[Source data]
#####

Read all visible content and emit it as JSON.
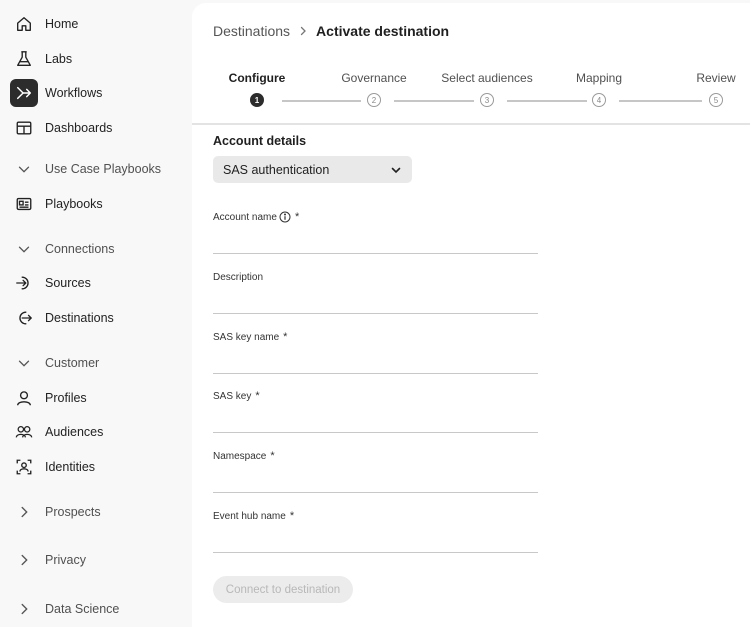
{
  "sidebar": {
    "items": [
      {
        "label": "Home",
        "icon": "home-icon"
      },
      {
        "label": "Labs",
        "icon": "flask-icon"
      },
      {
        "label": "Workflows",
        "icon": "workflow-icon"
      },
      {
        "label": "Dashboards",
        "icon": "dashboard-icon"
      },
      {
        "label": "Use Case Playbooks",
        "icon": "chevron-down-icon"
      },
      {
        "label": "Playbooks",
        "icon": "playbook-icon"
      },
      {
        "label": "Connections",
        "icon": "chevron-down-icon"
      },
      {
        "label": "Sources",
        "icon": "source-icon"
      },
      {
        "label": "Destinations",
        "icon": "destination-icon"
      },
      {
        "label": "Customer",
        "icon": "chevron-down-icon"
      },
      {
        "label": "Profiles",
        "icon": "user-icon"
      },
      {
        "label": "Audiences",
        "icon": "users-icon"
      },
      {
        "label": "Identities",
        "icon": "identity-icon"
      },
      {
        "label": "Prospects",
        "icon": "chevron-right-icon"
      },
      {
        "label": "Privacy",
        "icon": "chevron-right-icon"
      },
      {
        "label": "Data Science",
        "icon": "chevron-right-icon"
      }
    ]
  },
  "breadcrumb": {
    "parent": "Destinations",
    "current": "Activate destination"
  },
  "steps": [
    {
      "label": "Configure",
      "number": "1"
    },
    {
      "label": "Governance",
      "number": "2"
    },
    {
      "label": "Select audiences",
      "number": "3"
    },
    {
      "label": "Mapping",
      "number": "4"
    },
    {
      "label": "Review",
      "number": "5"
    }
  ],
  "form": {
    "section_title": "Account details",
    "auth_select": "SAS authentication",
    "fields": [
      {
        "label": "Account name",
        "required": "*",
        "value": ""
      },
      {
        "label": "Description",
        "required": "",
        "value": ""
      },
      {
        "label": "SAS key name",
        "required": "*",
        "value": ""
      },
      {
        "label": "SAS key",
        "required": "*",
        "value": ""
      },
      {
        "label": "Namespace",
        "required": "*",
        "value": ""
      },
      {
        "label": "Event hub name",
        "required": "*",
        "value": ""
      }
    ],
    "connect_button": "Connect to destination"
  },
  "colors": {
    "active_nav_bg": "#2c2c2c",
    "panel_bg": "#ffffff",
    "sidebar_bg": "#f8f8f8"
  }
}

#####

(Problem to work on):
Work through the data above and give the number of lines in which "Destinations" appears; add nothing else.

(Response):
2